### Task details
Reading the listing that follows, count the lines where "JSON" appears, and answer with only that count.
━━━ Data in this exercise
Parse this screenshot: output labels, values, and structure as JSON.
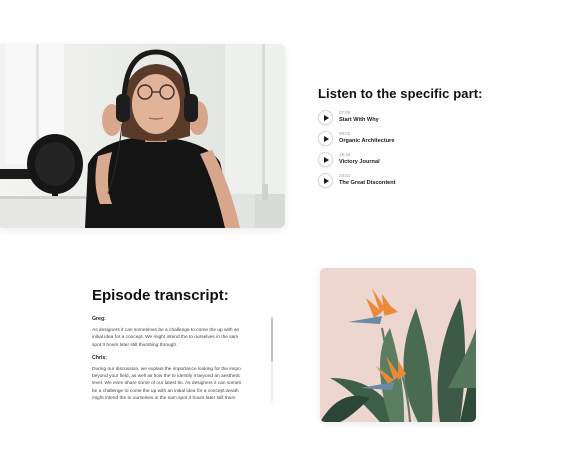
{
  "chapters": {
    "heading": "Listen to the specific part:",
    "items": [
      {
        "time": "07:08",
        "title": "Start With Why"
      },
      {
        "time": "09:02",
        "title": "Organic Architecture"
      },
      {
        "time": "19:46",
        "title": "Victory Journal"
      },
      {
        "time": "23:51",
        "title": "The Great Discontent"
      }
    ]
  },
  "transcript": {
    "heading": "Episode transcript:",
    "blocks": [
      {
        "speaker": "Greg:",
        "lines": [
          "As designers it can sometimes be a challenge to come the up with an",
          "initial idea for a concept. We might intend the to ourselves in the sam",
          "spot 3 hours later still thumbing through."
        ]
      },
      {
        "speaker": "Chris:",
        "lines": [
          "During our discussion, we explain the importance looking for the inspo",
          "beyond your field, as well as how the to identify it beyond an aesthetic",
          "level. We even share some of our latest tin. As designers it can someti",
          "be a challenge to come the up with an initial idea for a concept.weath",
          "might intend the to ourselves in the sam spot 3 hours later still thum"
        ]
      }
    ]
  },
  "colors": {
    "accent": "#111111",
    "hero_bg": "#e9ebe8",
    "plant_bg": "#ecd6cf",
    "flower": "#e98a3a"
  },
  "icons": {
    "play": "play-icon"
  }
}
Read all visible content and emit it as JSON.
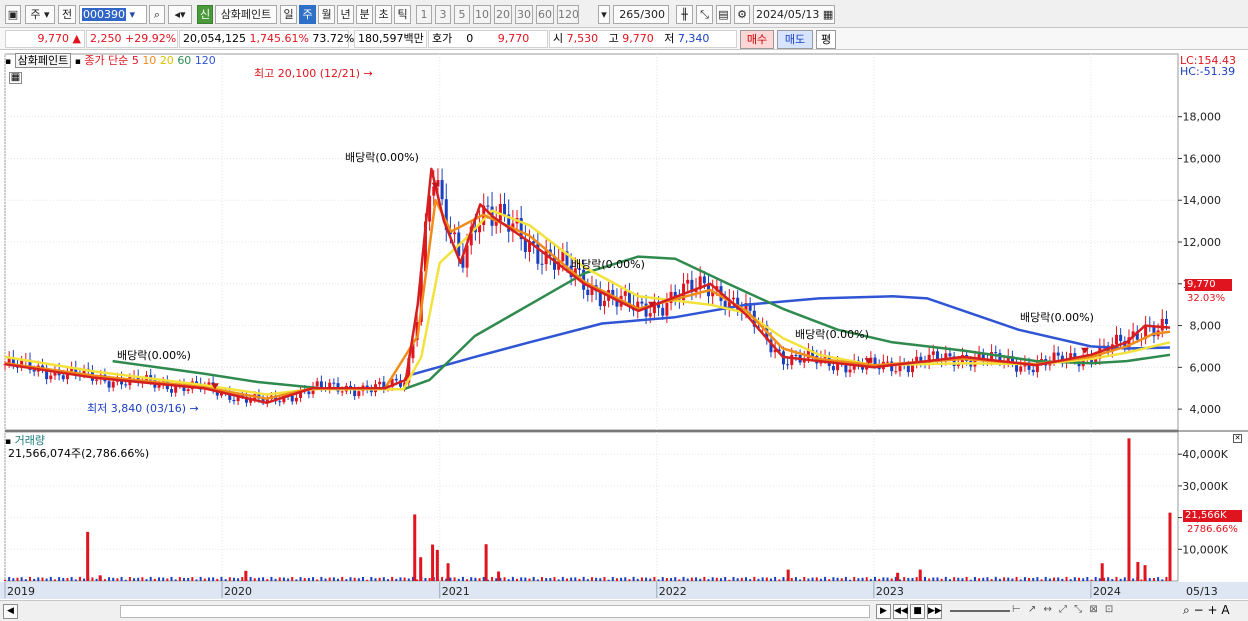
{
  "toolbar": {
    "period": "주",
    "prev_label": "전",
    "code": "000390",
    "new_label": "신",
    "stock_name": "삼화페인트",
    "periods": [
      "일",
      "주",
      "월",
      "년",
      "분",
      "초",
      "틱"
    ],
    "active_period": "주",
    "minute_options": [
      "1",
      "3",
      "5",
      "10",
      "20",
      "30",
      "60",
      "120"
    ],
    "count": "265",
    "count_total": "/300",
    "date": "2024/05/13"
  },
  "info": {
    "price": "9,770",
    "change": "2,250",
    "change_pct": "+29.92%",
    "volume": "20,054,125",
    "volume_pct": "1,745.61%",
    "turnover_pct": "73.72%",
    "amount": "180,597백만",
    "bid_label": "호가",
    "bid_value": "0",
    "bid_price": "9,770",
    "open_label": "시",
    "open": "7,530",
    "high_label": "고",
    "high": "9,770",
    "low_label": "저",
    "low": "7,340",
    "buy_label": "매수",
    "sell_label": "매도",
    "avg_label": "평"
  },
  "price_panel": {
    "title": "삼화페인트",
    "legend_label": "종가 단순",
    "ma_periods": [
      "5",
      "10",
      "20",
      "60",
      "120"
    ],
    "lc_label": "LC:154.43",
    "hc_label": "HC:-51.39",
    "current_price_tag": "9,770",
    "current_pct_tag": "32.03%",
    "high_annotation": "최고 20,100 (12/21)",
    "low_annotation": "최저 3,840 (03/16)",
    "dividend_label": "배당락(0.00%)"
  },
  "volume_panel": {
    "title": "거래량",
    "summary": "21,566,074주(2,786.66%)",
    "current_tag": "21,566K",
    "current_pct_tag": "2786.66%"
  },
  "colors": {
    "candle_up": "#e0141e",
    "candle_down": "#1a3fbf",
    "ma5": "#d42020",
    "ma10": "#f08c1a",
    "ma20": "#f4e23c",
    "ma60": "#2f8a4e",
    "ma120": "#2f55d4",
    "grid": "#e6e6e6"
  },
  "chart_data": [
    {
      "type": "line",
      "title": "삼화페인트",
      "subtitle": "종가 단순 5 10 20 60 120",
      "x_ticks": [
        "2019",
        "2020",
        "2021",
        "2022",
        "2023",
        "2024",
        "05/13"
      ],
      "y_ticks": [
        "4,000",
        "6,000",
        "8,000",
        "10,000",
        "12,000",
        "14,000",
        "16,000",
        "18,000"
      ],
      "ylim": [
        3000,
        21000
      ],
      "xlim": [
        "2019-01-01",
        "2024-05-13"
      ],
      "grid": true,
      "series": [
        {
          "name": "5",
          "points": [
            [
              "2019-01-01",
              6150
            ],
            [
              "2019-06-01",
              5500
            ],
            [
              "2019-12-01",
              5000
            ],
            [
              "2020-03-16",
              4300
            ],
            [
              "2020-06-01",
              5000
            ],
            [
              "2020-10-01",
              5000
            ],
            [
              "2020-11-05",
              5400
            ],
            [
              "2020-11-25",
              9000
            ],
            [
              "2020-12-18",
              15500
            ],
            [
              "2021-01-08",
              13000
            ],
            [
              "2021-02-05",
              11000
            ],
            [
              "2021-03-10",
              13800
            ],
            [
              "2021-04-01",
              13200
            ],
            [
              "2021-06-01",
              12000
            ],
            [
              "2021-09-01",
              10000
            ],
            [
              "2021-12-01",
              8700
            ],
            [
              "2022-04-01",
              10000
            ],
            [
              "2022-06-01",
              8500
            ],
            [
              "2022-08-01",
              6500
            ],
            [
              "2022-10-01",
              6300
            ],
            [
              "2023-01-01",
              6000
            ],
            [
              "2023-06-01",
              6500
            ],
            [
              "2023-10-01",
              6100
            ],
            [
              "2024-01-01",
              6600
            ],
            [
              "2024-03-01",
              7200
            ],
            [
              "2024-04-01",
              8000
            ],
            [
              "2024-05-13",
              7900
            ]
          ]
        },
        {
          "name": "10",
          "points": [
            [
              "2019-01-01",
              6200
            ],
            [
              "2019-06-01",
              5600
            ],
            [
              "2019-12-01",
              5050
            ],
            [
              "2020-03-16",
              4500
            ],
            [
              "2020-06-01",
              5000
            ],
            [
              "2020-10-01",
              5000
            ],
            [
              "2020-11-25",
              7500
            ],
            [
              "2020-12-25",
              14000
            ],
            [
              "2021-01-20",
              12500
            ],
            [
              "2021-03-15",
              13300
            ],
            [
              "2021-06-01",
              12300
            ],
            [
              "2021-09-01",
              10100
            ],
            [
              "2021-12-01",
              8800
            ],
            [
              "2022-04-01",
              9700
            ],
            [
              "2022-06-01",
              8700
            ],
            [
              "2022-08-01",
              6900
            ],
            [
              "2022-10-01",
              6400
            ],
            [
              "2023-01-01",
              6100
            ],
            [
              "2023-06-01",
              6400
            ],
            [
              "2023-10-01",
              6150
            ],
            [
              "2024-01-01",
              6500
            ],
            [
              "2024-03-01",
              7000
            ],
            [
              "2024-04-15",
              7600
            ],
            [
              "2024-05-13",
              7700
            ]
          ]
        },
        {
          "name": "20",
          "points": [
            [
              "2019-01-01",
              6500
            ],
            [
              "2019-06-01",
              5800
            ],
            [
              "2019-12-01",
              5150
            ],
            [
              "2020-03-16",
              4700
            ],
            [
              "2020-06-01",
              4950
            ],
            [
              "2020-11-01",
              4950
            ],
            [
              "2020-12-01",
              6500
            ],
            [
              "2021-01-01",
              11000
            ],
            [
              "2021-02-15",
              12200
            ],
            [
              "2021-03-30",
              13500
            ],
            [
              "2021-06-01",
              12800
            ],
            [
              "2021-09-01",
              10800
            ],
            [
              "2021-12-01",
              9400
            ],
            [
              "2022-04-01",
              9000
            ],
            [
              "2022-06-01",
              8600
            ],
            [
              "2022-08-01",
              7400
            ],
            [
              "2022-10-01",
              6600
            ],
            [
              "2023-01-01",
              6100
            ],
            [
              "2023-06-01",
              6200
            ],
            [
              "2023-10-01",
              6150
            ],
            [
              "2024-01-01",
              6400
            ],
            [
              "2024-03-01",
              6700
            ],
            [
              "2024-05-13",
              7200
            ]
          ]
        },
        {
          "name": "60",
          "points": [
            [
              "2019-07-01",
              6300
            ],
            [
              "2019-12-01",
              5700
            ],
            [
              "2020-03-01",
              5300
            ],
            [
              "2020-07-01",
              4950
            ],
            [
              "2020-11-01",
              4950
            ],
            [
              "2020-12-15",
              5400
            ],
            [
              "2021-03-01",
              7500
            ],
            [
              "2021-06-01",
              9000
            ],
            [
              "2021-09-01",
              10500
            ],
            [
              "2021-12-01",
              11300
            ],
            [
              "2022-02-01",
              11200
            ],
            [
              "2022-05-01",
              10000
            ],
            [
              "2022-08-01",
              8800
            ],
            [
              "2022-11-01",
              7800
            ],
            [
              "2023-02-01",
              7200
            ],
            [
              "2023-06-01",
              6800
            ],
            [
              "2023-10-01",
              6300
            ],
            [
              "2024-01-01",
              6200
            ],
            [
              "2024-03-01",
              6300
            ],
            [
              "2024-05-13",
              6600
            ]
          ]
        },
        {
          "name": "120",
          "points": [
            [
              "2020-11-15",
              5650
            ],
            [
              "2021-03-01",
              6500
            ],
            [
              "2021-06-01",
              7200
            ],
            [
              "2021-10-01",
              8100
            ],
            [
              "2022-02-01",
              8400
            ],
            [
              "2022-06-01",
              9000
            ],
            [
              "2022-10-01",
              9300
            ],
            [
              "2023-02-01",
              9400
            ],
            [
              "2023-04-01",
              9300
            ],
            [
              "2023-09-01",
              7800
            ],
            [
              "2024-01-01",
              7000
            ],
            [
              "2024-03-01",
              6900
            ],
            [
              "2024-05-13",
              6950
            ]
          ]
        }
      ]
    },
    {
      "type": "bar",
      "title": "거래량",
      "y_ticks": [
        "10,000K",
        "20,000K",
        "30,000K",
        "40,000K"
      ],
      "ylim": [
        0,
        47000
      ],
      "bars": [
        [
          "2019-05-20",
          15500
        ],
        [
          "2019-06-10",
          1800
        ],
        [
          "2020-02-10",
          3200
        ],
        [
          "2020-11-20",
          21000
        ],
        [
          "2020-11-30",
          7500
        ],
        [
          "2020-12-20",
          11500
        ],
        [
          "2020-12-28",
          9800
        ],
        [
          "2021-01-15",
          5600
        ],
        [
          "2021-03-20",
          11600
        ],
        [
          "2021-04-10",
          3000
        ],
        [
          "2022-08-10",
          3600
        ],
        [
          "2023-02-10",
          2600
        ],
        [
          "2023-03-20",
          3600
        ],
        [
          "2024-01-20",
          5600
        ],
        [
          "2024-03-05",
          45000
        ],
        [
          "2024-03-20",
          6000
        ],
        [
          "2024-04-01",
          5000
        ],
        [
          "2024-05-13",
          21566
        ]
      ]
    }
  ]
}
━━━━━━
### Written answer
2